Originally inspired by antique Parisian wrought iron and artists such as Jim Dine and printmaker Aldo Crommelynk, the themes of life and death are explored through the medium of etching. Etching lends itself to the visual description of the erosion of metal; of solidity and durability. However the elusive atmosphere of the ethereal and transient has been captured. A visual barrier is presented, yet the viewer in no way feels that the pictorial space is inaccessible. The physical carving of the metal has also been used to give a tactile approach to the sculpting of the human form, in particular the infant which is quite literally being formed and genetically sculpted within the womb.
These works explore the fleeting nature of seasons and time of day. They are partially inspired by the Impressionists, but use thoroughly contemporary methods, including electric tools and aerosol aquatints. The physical surfaces of the prints are heavily embossed, which is caused by leaving the zinc plate in the acid for days. The plates for the Mulberry Tree series are mirror images, and thus when hung consecutively they appear to twist and turn, dancing through the seasons.

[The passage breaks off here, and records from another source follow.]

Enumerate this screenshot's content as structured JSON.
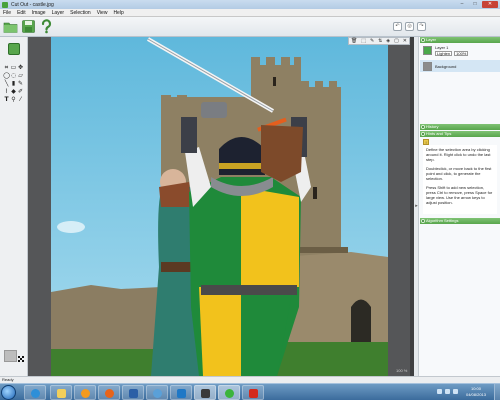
{
  "window": {
    "title": "Cut Out - castle.jpg"
  },
  "menu": [
    "File",
    "Edit",
    "Image",
    "Layer",
    "Selection",
    "View",
    "Help"
  ],
  "layers_panel": {
    "title": "Layer",
    "layer1_name": "Layer 1",
    "layer1_blend": "Lighten",
    "layer1_opacity": "100%",
    "background_name": "Background"
  },
  "history_panel": {
    "title": "History"
  },
  "hints_panel": {
    "title": "Hints and Tips",
    "paragraphs": [
      "Define the selection area by clicking around it. Right click to undo the last step.",
      "Doubleclick, or move back to the first point and click, to generate the selection.",
      "Press Shift to add new selection, press Ctrl to remove, press Space for large view. Use the arrow keys to adjust position."
    ]
  },
  "algorithm_panel": {
    "title": "Algorithm Settings"
  },
  "status": {
    "text": "Ready"
  },
  "canvas": {
    "zoom": "100 %"
  },
  "clock": {
    "time": "10:00",
    "date": "04/08/2013"
  },
  "colors": {
    "accent": "#58a64c",
    "canvas_bg": "#555658"
  }
}
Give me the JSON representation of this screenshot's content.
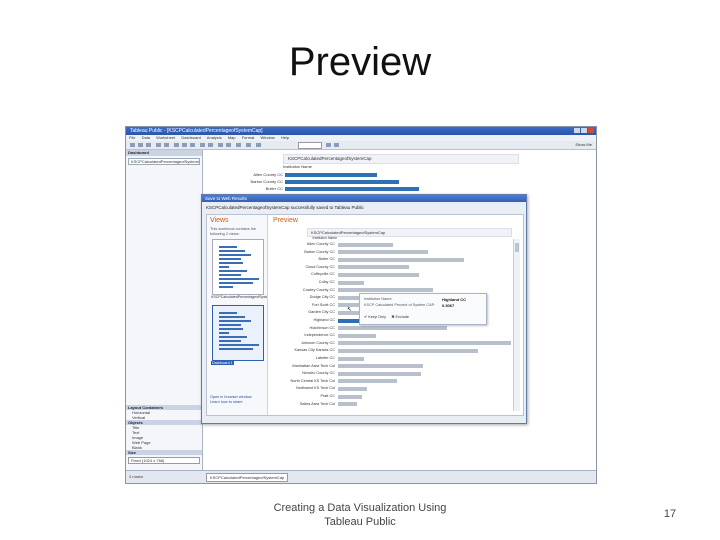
{
  "slide": {
    "title": "Preview",
    "footer": "Creating a Data Visualization Using Tableau Public",
    "page_number": "17"
  },
  "app": {
    "window_title": "Tableau Public - [KSCPCalculatedPercentageofSystemCap]",
    "menu": [
      "File",
      "Data",
      "Worksheet",
      "Dashboard",
      "Analysis",
      "Map",
      "Format",
      "Window",
      "Help"
    ],
    "show_me": "Show Me",
    "dashboard_header": "Dashboard",
    "dashboard_item": "KSCPCalculatedPercentageofSystemCap",
    "layout_header": "Layout Containers",
    "layout_items": [
      "Horizontal",
      "Vertical"
    ],
    "objects_header": "Objects",
    "objects": [
      "Title",
      "Text",
      "Image",
      "Web Page",
      "Blank"
    ],
    "size_header": "Size",
    "size_value": "Fixed (1024 x 768)",
    "status_tab": "KSCPCalculatedPercentageofSystemCap",
    "status_info": "3 marks"
  },
  "background_view": {
    "header": "KSCPCalculatedPercentageofSystemCap",
    "column_header": "Institution Name",
    "rows": [
      {
        "label": "Allen County CC",
        "value": 0.42
      },
      {
        "label": "Barton County CC",
        "value": 0.52
      },
      {
        "label": "Butler CC",
        "value": 0.61
      }
    ]
  },
  "dialog": {
    "title": "Save to Web Results",
    "url_line": "KSCPCalculatedPercentageofSystemCap successfully saved to Tableau Public",
    "views_title": "Views",
    "views_desc": "This workbook contains the following 2 views:",
    "thumb_labels": [
      "KSCPCalculatedPercentageofSystemCap",
      "Dashboard 1"
    ],
    "links": [
      "Open in browser window",
      "Learn how to share"
    ],
    "preview_title": "Preview",
    "preview_header": "KSCPCalculatedPercentageofSystemCap",
    "column_header": "Institution Name",
    "tooltip": {
      "k1": "Institution Name:",
      "v1": "Highland CC",
      "k2": "KSCP Calculated Percent of System CAP:",
      "v2": "0.3067",
      "keep": "Keep Only",
      "exclude": "Exclude"
    }
  },
  "chart_data": {
    "type": "bar",
    "orientation": "horizontal",
    "categories": [
      "Allen County CC",
      "Barton County CC",
      "Butler CC",
      "Cloud County CC",
      "Coffeyville CC",
      "Colby CC",
      "Cowley County CC",
      "Dodge City CC",
      "Fort Scott CC",
      "Garden City CC",
      "Highland CC",
      "Hutchinson CC",
      "Independence CC",
      "Johnson County CC",
      "Kansas City Kansas CC",
      "Labette CC",
      "Manhattan Area Tech Col",
      "Neosho County CC",
      "North Central KS Tech Col",
      "Northwest KS Tech Col",
      "Pratt CC",
      "Salina Area Tech Col"
    ],
    "values": [
      0.23,
      0.38,
      0.53,
      0.3,
      0.34,
      0.11,
      0.4,
      0.31,
      0.3,
      0.27,
      0.31,
      0.46,
      0.16,
      0.73,
      0.59,
      0.11,
      0.36,
      0.35,
      0.25,
      0.12,
      0.1,
      0.08
    ],
    "highlighted": "Highland CC",
    "xlim": [
      0,
      0.8
    ]
  }
}
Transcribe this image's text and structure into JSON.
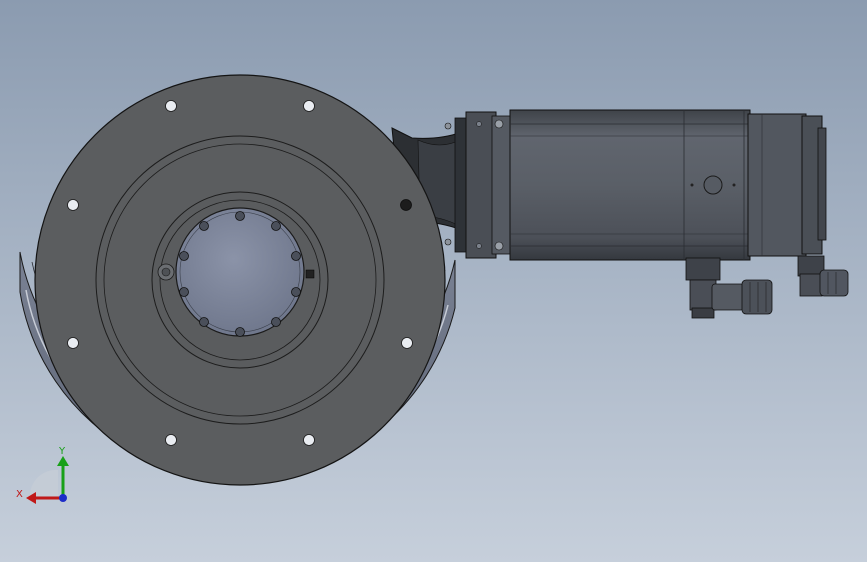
{
  "viewport": {
    "background_top": "#8b9bb0",
    "background_bottom": "#c6cfdb"
  },
  "triad": {
    "x_label": "X",
    "y_label": "Y",
    "x_color": "#c01818",
    "y_color": "#18a018",
    "z_color": "#1c2cc8"
  },
  "model": {
    "body_color": "#5c5e60",
    "motor_color": "#5a5f67",
    "edge_color": "#1a1a1a",
    "cover_color": "#9aa0ae",
    "shield_color": "#6e7585"
  }
}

Landscape remains a fascinating subject; always different but also the same. Spending time and drawing a particular area over time imprints aspects of it on one's memory. It is a way of exploring an area in depth. The Margate series of etchings are drawn from views that JMW Turner knew well and worked on many times. Having known Margate from childhood, the colours in these etchings are remembered from past long hot summer days.